The 1st image in the Bleak House series.
Dioramas and decors, Kapa line foam board, balsa wood, plastic, plant materials, polymer clay, papier mache, printed media, acrylics and oils. Zero Image 6×9 camera Pan F in Rodinal 1:200 2 hours not very much agitation.
‘Ruins are just buildings on their way to becoming nature’
I was drawn into the world of diorama by working on some stop motion animation films during 2008 and when these were completed I started experimenting with model making and photography with a project entitled ‘Bleak House’.
Originally conceived as a black and white conventional film project for a 6×9 pinhole camera it soon became clear to me that as the sets grew in complexity a simpler and faster workflow was required, so reluctantly I moved to digital capture.
I had not really made any models until the animation, and I found that I was getting drawn into the intricacies of these little worlds and enjoying the process.

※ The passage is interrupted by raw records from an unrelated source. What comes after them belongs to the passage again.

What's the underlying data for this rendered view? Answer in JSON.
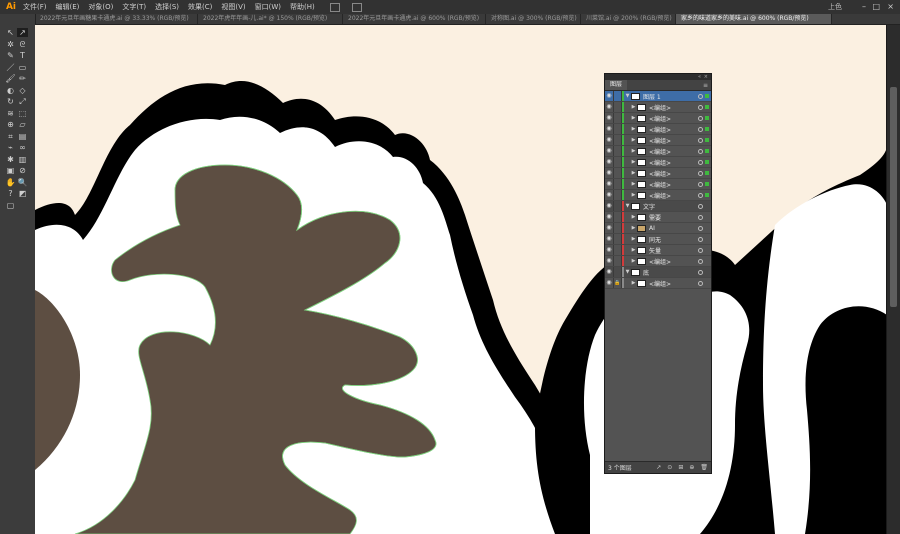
{
  "app": {
    "logo": "Ai"
  },
  "menu": [
    "文件(F)",
    "编辑(E)",
    "对象(O)",
    "文字(T)",
    "选择(S)",
    "效果(C)",
    "视图(V)",
    "窗口(W)",
    "帮助(H)"
  ],
  "workspace": "上色",
  "window_controls": {
    "minimize": "–",
    "maximize": "□",
    "close": "×"
  },
  "tabs": [
    {
      "label": "2022年元旦年画糖果卡通虎.ai @ 33.33% (RGB/预览)",
      "active": false
    },
    {
      "label": "2022年虎年年画-儿.ai* @ 150% (RGB/预览)",
      "active": false
    },
    {
      "label": "2022年元旦年画卡通虎.ai @ 600% (RGB/预览)",
      "active": false
    },
    {
      "label": "对称图.ai @ 300% (RGB/预览)",
      "active": false
    },
    {
      "label": "川菜馆.ai @ 200% (RGB/预览)",
      "active": false
    },
    {
      "label": "家乡的味道家乡的美味.ai @ 600% (RGB/预览)",
      "active": true
    }
  ],
  "colors": {
    "canvas_bg": "#fbf0e1",
    "brown_fill": "#5d4e42",
    "black": "#000000",
    "white": "#ffffff",
    "path_highlight": "#7ed17e",
    "layer_green": "#3fb93f",
    "layer_red": "#d23b3b",
    "layer_gray": "#8a8a8a",
    "selection_blue": "#3e6da7"
  },
  "tools": [
    "selection-icon",
    "direct-selection-icon",
    "magic-wand-icon",
    "lasso-icon",
    "pen-icon",
    "type-icon",
    "line-icon",
    "rectangle-icon",
    "paintbrush-icon",
    "pencil-icon",
    "blob-brush-icon",
    "eraser-icon",
    "rotate-icon",
    "scale-icon",
    "width-icon",
    "free-transform-icon",
    "shape-builder-icon",
    "perspective-icon",
    "mesh-icon",
    "gradient-icon",
    "eyedropper-icon",
    "blend-icon",
    "symbol-sprayer-icon",
    "column-graph-icon",
    "artboard-icon",
    "slice-icon",
    "hand-icon",
    "zoom-icon",
    "help-icon",
    "fill-stroke-icon",
    "screen-mode-icon"
  ],
  "tool_glyphs": [
    "↖",
    "↗",
    "✲",
    "ᘓ",
    "✎",
    "T",
    "／",
    "▭",
    "🖌",
    "✏",
    "◐",
    "◇",
    "↻",
    "⤢",
    "≋",
    "⬚",
    "⊕",
    "▱",
    "⌗",
    "▤",
    "⌁",
    "∞",
    "✱",
    "▥",
    "▣",
    "⊘",
    "✋",
    "🔍",
    "?",
    "◩",
    "▢"
  ],
  "layers_panel": {
    "tab_label": "图层",
    "menu_icon": "≡",
    "footer_count": "3 个图层",
    "footer_buttons": [
      "↗",
      "⊙",
      "⊞",
      "⊕",
      "🗑"
    ],
    "rows": [
      {
        "label": "图层 1",
        "indent": 0,
        "expanded": true,
        "color": "green",
        "thumb": "white",
        "kind": "layer"
      },
      {
        "label": "<编组>",
        "indent": 1,
        "expanded": false,
        "color": "green",
        "thumb": "white"
      },
      {
        "label": "<编组>",
        "indent": 1,
        "expanded": false,
        "color": "green",
        "thumb": "white"
      },
      {
        "label": "<编组>",
        "indent": 1,
        "expanded": false,
        "color": "green",
        "thumb": "white"
      },
      {
        "label": "<编组>",
        "indent": 1,
        "expanded": false,
        "color": "green",
        "thumb": "white"
      },
      {
        "label": "<编组>",
        "indent": 1,
        "expanded": false,
        "color": "green",
        "thumb": "white"
      },
      {
        "label": "<编组>",
        "indent": 1,
        "expanded": false,
        "color": "green",
        "thumb": "white"
      },
      {
        "label": "<编组>",
        "indent": 1,
        "expanded": false,
        "color": "green",
        "thumb": "white"
      },
      {
        "label": "<编组>",
        "indent": 1,
        "expanded": false,
        "color": "green",
        "thumb": "white"
      },
      {
        "label": "<编组>",
        "indent": 1,
        "expanded": false,
        "color": "green",
        "thumb": "white"
      },
      {
        "label": "文字",
        "indent": 0,
        "expanded": true,
        "color": "red",
        "thumb": "white",
        "kind": "layer"
      },
      {
        "label": "需要",
        "indent": 1,
        "expanded": false,
        "color": "red",
        "thumb": "white"
      },
      {
        "label": "AI",
        "indent": 1,
        "expanded": false,
        "color": "red",
        "thumb": "art"
      },
      {
        "label": "同无",
        "indent": 1,
        "expanded": false,
        "color": "red",
        "thumb": "white"
      },
      {
        "label": "矢量",
        "indent": 1,
        "expanded": false,
        "color": "red",
        "thumb": "white"
      },
      {
        "label": "<编组>",
        "indent": 1,
        "expanded": false,
        "color": "red",
        "thumb": "white"
      },
      {
        "label": "底",
        "indent": 0,
        "expanded": true,
        "color": "gray",
        "thumb": "white",
        "kind": "layer"
      },
      {
        "label": "<编组>",
        "indent": 1,
        "expanded": false,
        "color": "gray",
        "thumb": "white",
        "locked": true
      }
    ]
  }
}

Playing in the derelict houses and factories of the post industrial river Thames at Greenwich London as a child left its mark, and is partially responsible for the distressed look of the dioramas, to me there is something quite beautiful about sunlight shining on the patina of age and decay.

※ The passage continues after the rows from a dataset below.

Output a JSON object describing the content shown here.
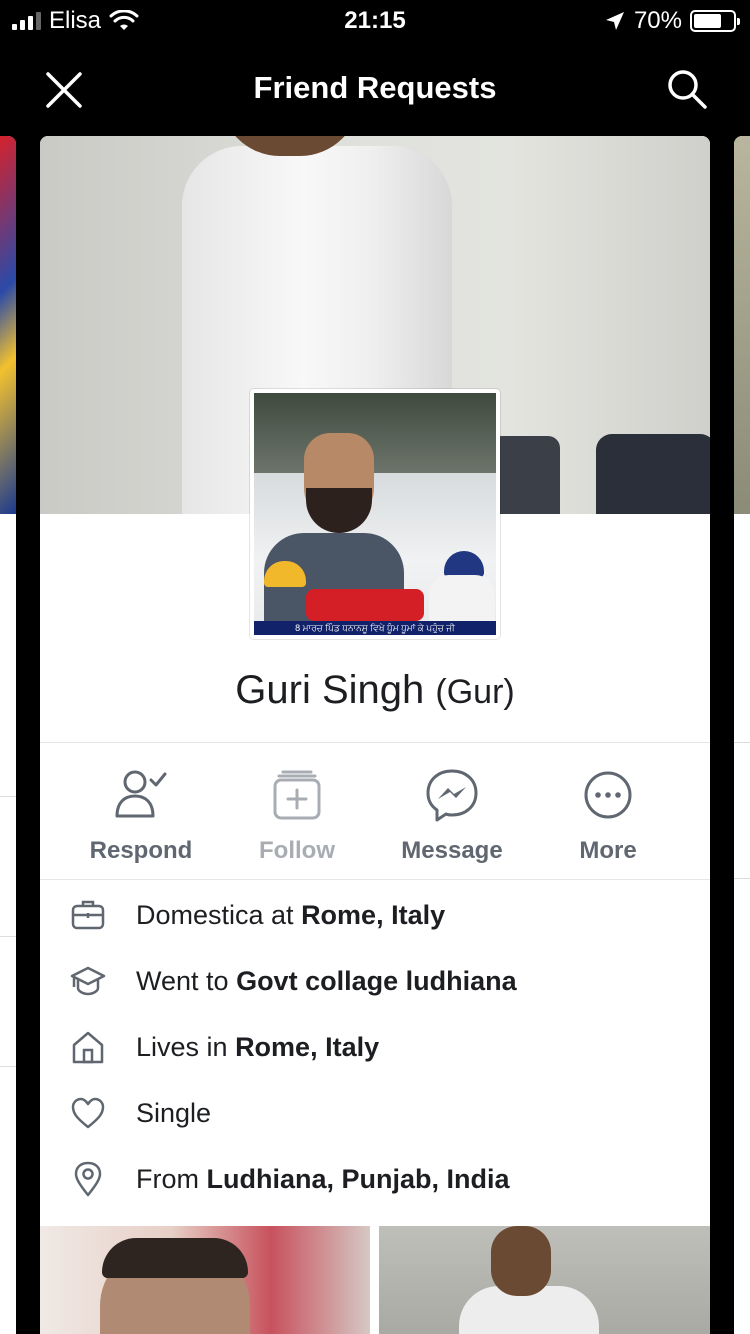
{
  "status_bar": {
    "carrier": "Elisa",
    "time": "21:15",
    "battery_percent": "70%",
    "battery_level": 0.7
  },
  "nav": {
    "title": "Friend Requests",
    "close_icon": "close-icon",
    "search_icon": "search-icon"
  },
  "profile": {
    "name": "Guri Singh",
    "alternate_name": "(Gur)",
    "photo_banner_text": "8 ਮਾਰਚ ਪਿੰਡ ਧਨਾਨਸੂ ਵਿਖੇ ਧੂੰਮ ਧੂਮਾਂ ਕੇ ਪਹੁੰਚ ਜੀ"
  },
  "actions": [
    {
      "label": "Respond",
      "icon": "respond-person-check-icon",
      "enabled": true
    },
    {
      "label": "Follow",
      "icon": "follow-plus-icon",
      "enabled": false
    },
    {
      "label": "Message",
      "icon": "messenger-icon",
      "enabled": true
    },
    {
      "label": "More",
      "icon": "more-dots-icon",
      "enabled": true
    }
  ],
  "info": {
    "work": {
      "prefix": "Domestica at ",
      "bold": "Rome, Italy",
      "icon": "briefcase-icon"
    },
    "education": {
      "prefix": "Went to ",
      "bold": "Govt collage ludhiana",
      "icon": "graduation-cap-icon"
    },
    "lives": {
      "prefix": "Lives in ",
      "bold": "Rome, Italy",
      "icon": "home-icon"
    },
    "relationship": {
      "prefix": "Single",
      "bold": "",
      "icon": "heart-icon"
    },
    "from": {
      "prefix": "From ",
      "bold": "Ludhiana, Punjab, India",
      "icon": "location-pin-icon"
    }
  },
  "colors": {
    "background": "#000000",
    "card": "#ffffff",
    "text_primary": "#1c1e21",
    "text_secondary": "#606770",
    "text_disabled": "#a8acb3"
  }
}
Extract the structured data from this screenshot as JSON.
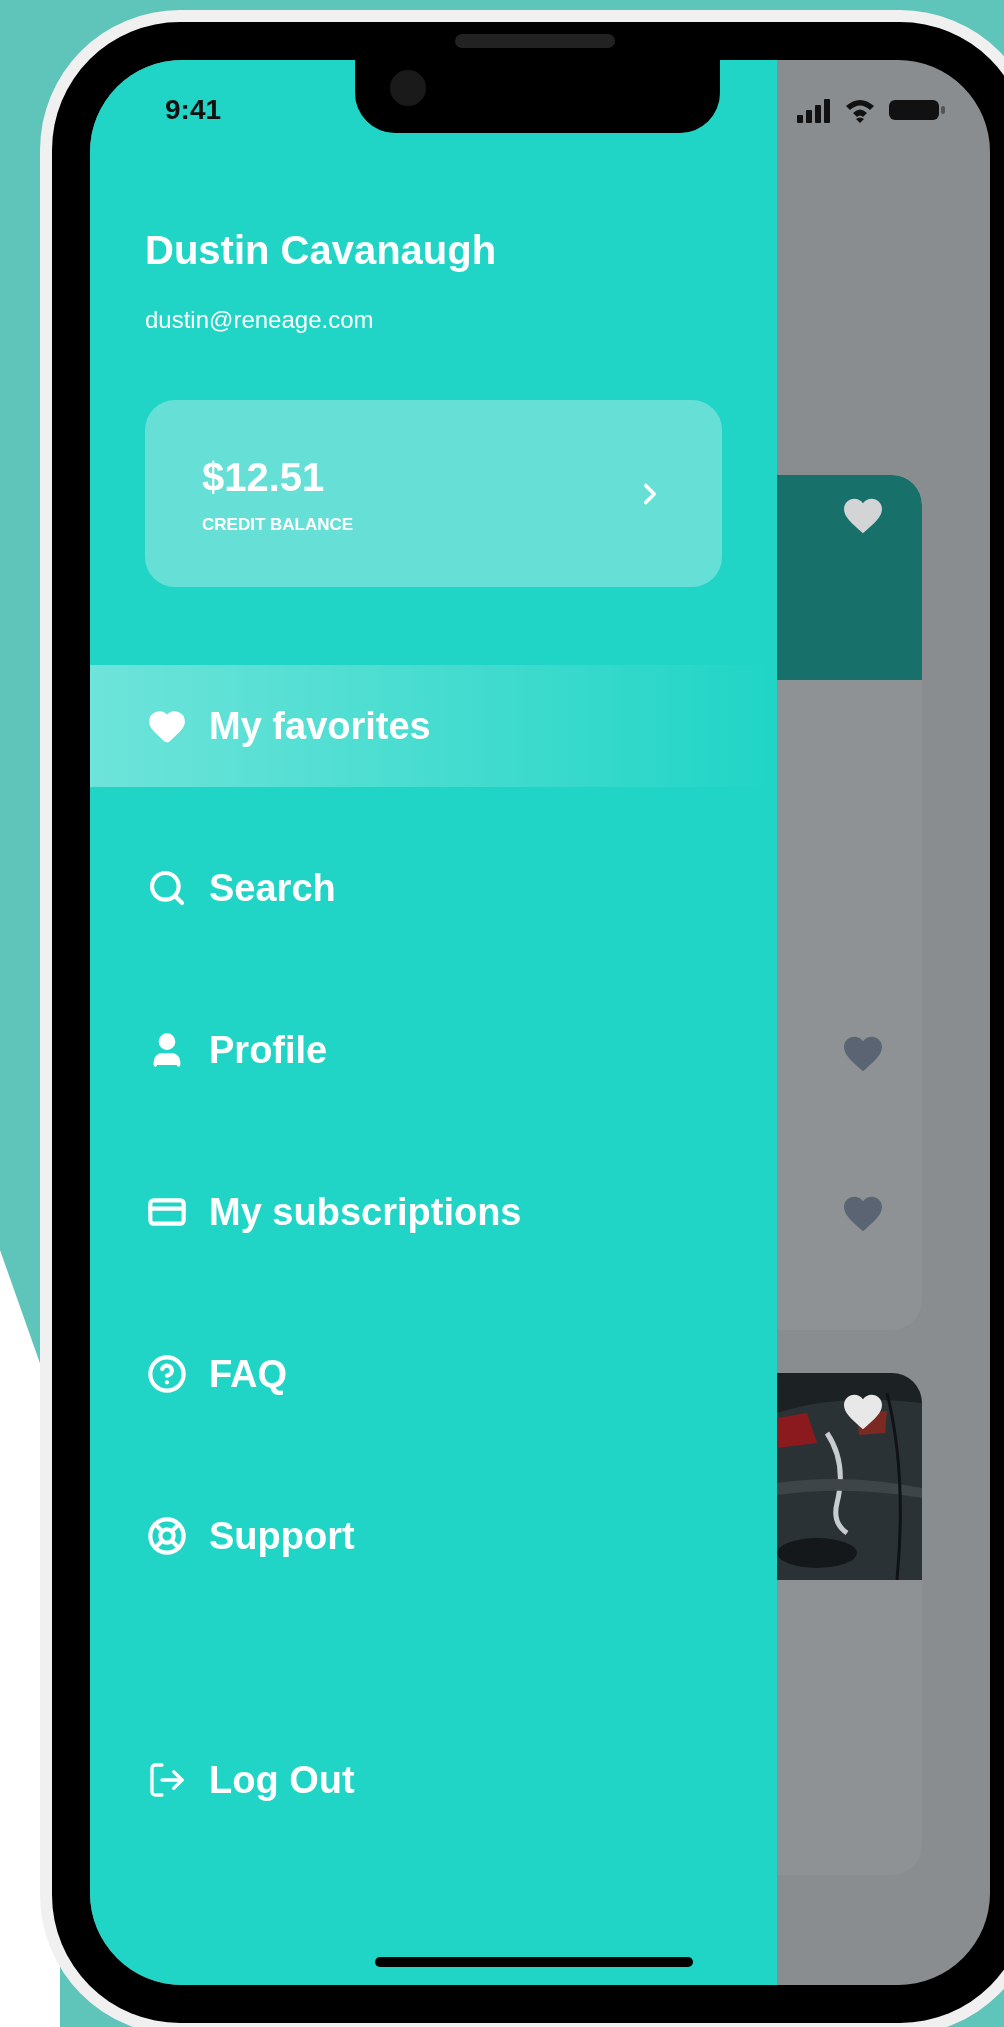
{
  "status_bar": {
    "time": "9:41"
  },
  "user": {
    "name": "Dustin Cavanaugh",
    "email": "dustin@reneage.com"
  },
  "credit": {
    "amount": "$12.51",
    "label": "CREDIT BALANCE"
  },
  "menu": [
    {
      "label": "My favorites",
      "selected": true
    },
    {
      "label": "Search",
      "selected": false
    },
    {
      "label": "Profile",
      "selected": false
    },
    {
      "label": "My subscriptions",
      "selected": false
    },
    {
      "label": "FAQ",
      "selected": false
    },
    {
      "label": "Support",
      "selected": false
    }
  ],
  "logout": {
    "label": "Log Out"
  }
}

My work should be regarded as an ongoing sequence of tableaux each having its own personality and inhabitants, little worlds seen through the looking glass. I have several evolving projects which I return to over and over exploring and refining as I go.

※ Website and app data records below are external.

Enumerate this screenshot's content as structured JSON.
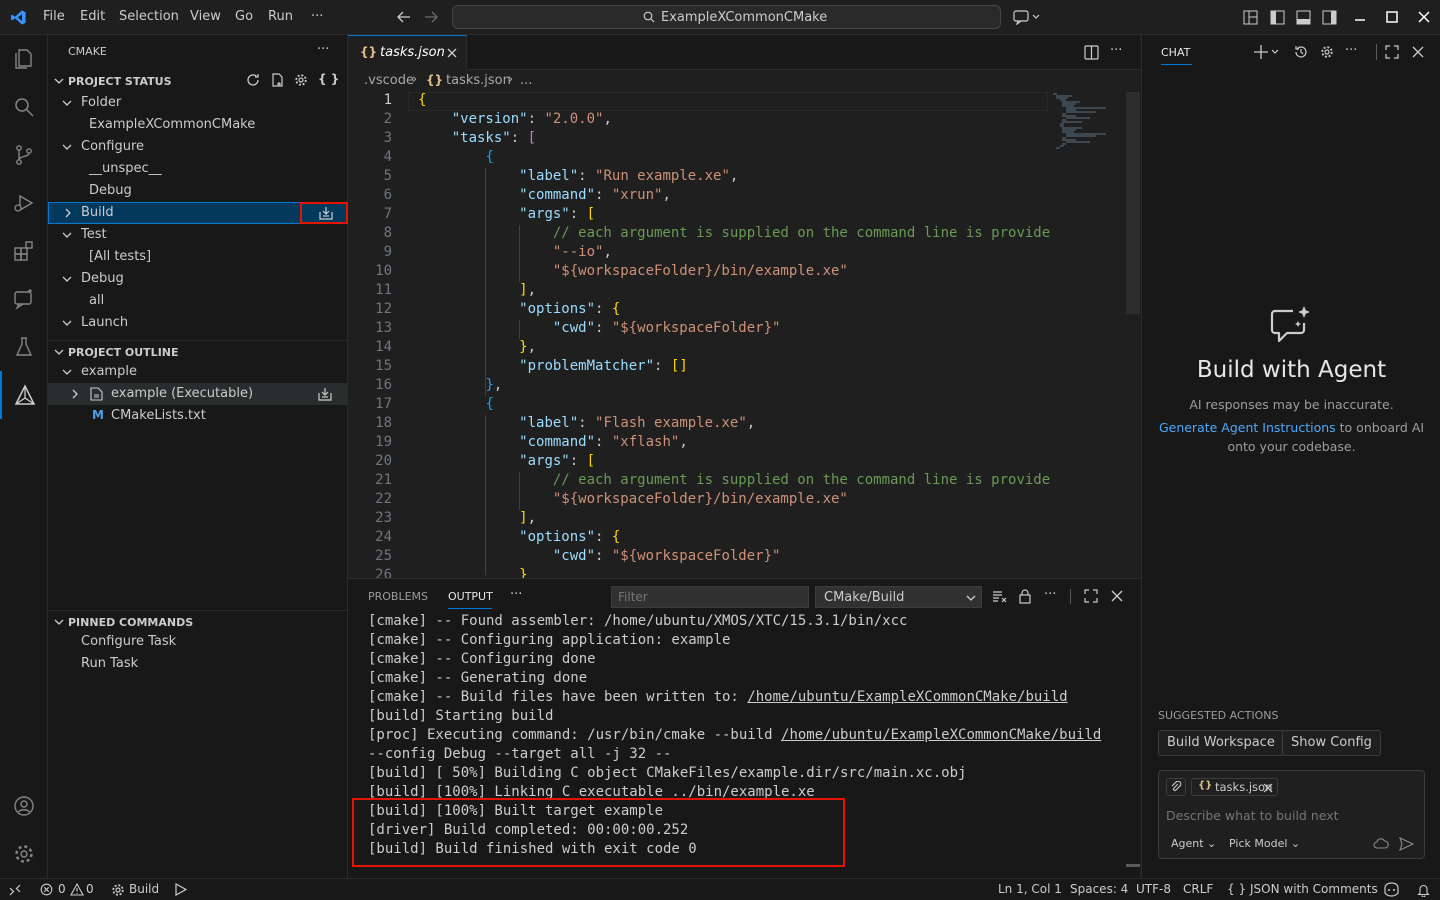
{
  "titlebar": {
    "menu": [
      "File",
      "Edit",
      "Selection",
      "View",
      "Go",
      "Run",
      "···"
    ],
    "search_text": "ExampleXCommonCMake"
  },
  "sidebar": {
    "title": "CMAKE",
    "more": "···",
    "project_status": {
      "header": "PROJECT STATUS",
      "folder": "Folder",
      "folder_value": "ExampleXCommonCMake",
      "configure": "Configure",
      "configure_preset": "__unspec__",
      "configure_type": "Debug",
      "build": "Build",
      "test": "Test",
      "test_value": "[All tests]",
      "debug": "Debug",
      "debug_value": "all",
      "launch": "Launch"
    },
    "project_outline": {
      "header": "PROJECT OUTLINE",
      "project": "example",
      "target": "example (Executable)",
      "file": "CMakeLists.txt"
    },
    "pinned": {
      "header": "PINNED COMMANDS",
      "items": [
        "Configure Task",
        "Run Task"
      ]
    }
  },
  "editor": {
    "tab_label": "tasks.json",
    "tab_icon": "{}",
    "breadcrumb": [
      ".vscode",
      "tasks.json",
      "..."
    ],
    "cursor_line": 1
  },
  "code_lines": [
    "{",
    "    \"version\": \"2.0.0\",",
    "    \"tasks\": [",
    "        {",
    "            \"label\": \"Run example.xe\",",
    "            \"command\": \"xrun\",",
    "            \"args\": [",
    "                // each argument is supplied on the command line is provide",
    "                \"--io\",",
    "                \"${workspaceFolder}/bin/example.xe\"",
    "            ],",
    "            \"options\": {",
    "                \"cwd\": \"${workspaceFolder}\"",
    "            },",
    "            \"problemMatcher\": []",
    "        },",
    "        {",
    "            \"label\": \"Flash example.xe\",",
    "            \"command\": \"xflash\",",
    "            \"args\": [",
    "                // each argument is supplied on the command line is provide",
    "                \"${workspaceFolder}/bin/example.xe\"",
    "            ],",
    "            \"options\": {",
    "                \"cwd\": \"${workspaceFolder}\"",
    "            }"
  ],
  "panel": {
    "tabs": [
      "PROBLEMS",
      "OUTPUT",
      "···"
    ],
    "active_tab": "OUTPUT",
    "filter_placeholder": "Filter",
    "channel": "CMake/Build",
    "lines": [
      "[cmake] -- Found assembler: /home/ubuntu/XMOS/XTC/15.3.1/bin/xcc",
      "[cmake] -- Configuring application: example",
      "[cmake] -- Configuring done",
      "[cmake] -- Generating done",
      "[cmake] -- Build files have been written to: ",
      "[build] Starting build",
      "[proc] Executing command: /usr/bin/cmake --build ",
      "--config Debug --target all -j 32 --",
      "[build] [ 50%] Building C object CMakeFiles/example.dir/src/main.xc.obj",
      "[build] [100%] Linking C executable ../bin/example.xe",
      "[build] [100%] Built target example",
      "[driver] Build completed: 00:00:00.252",
      "[build] Build finished with exit code 0"
    ],
    "link_path": "/home/ubuntu/ExampleXCommonCMake/build"
  },
  "chat": {
    "title": "CHAT",
    "heading": "Build with Agent",
    "disclaimer": "AI responses may be inaccurate.",
    "link": "Generate Agent Instructions",
    "link_suffix": " to onboard AI",
    "line3": "onto your codebase.",
    "suggested_header": "SUGGESTED ACTIONS",
    "suggested": [
      "Build Workspace",
      "Show Config"
    ],
    "attachment": "tasks.json",
    "input_placeholder": "Describe what to build next",
    "mode": "Agent",
    "model": "Pick Model"
  },
  "statusbar": {
    "errors": "0",
    "warnings": "0",
    "build": "Build",
    "position": "Ln 1, Col 1",
    "spaces": "Spaces: 4",
    "encoding": "UTF-8",
    "eol": "CRLF",
    "language": "JSON with Comments",
    "language_icon": "{ }"
  },
  "colors": {
    "accent": "#0078d4",
    "highlight": "#e51400",
    "link": "#4daafc"
  }
}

I am a self taught model maker and like experimenting with different materials for the dioramas especially materials from the garden and woodland.
I use a Canon 7D and a 18-55mm lens normally on the wide end and focused at the closest point at f22. This involves exposures up to around 60 seconds for maximum depth of field. The sets are photographed in the dark using light hosing from light balanced LED torches and mini spots with coloured gels and various smoke effects, aerosol products and projection.
As a rule my images are almost totally created ‘in camera’ using Pixelmator a digital Mac app only in so far as a traditional photographer would have employed certain ‘post-production’ methods in the darkroom, to adjust colour and contrast for example. I sometimes use digital projection to throw shapes onto the model.
Recent article by David Neat 2013
‘Other Worldly’ iBook 2013 – images, writing. (free of charge)
My Blog – Making of and recent images and news
Flickr – Work in Progress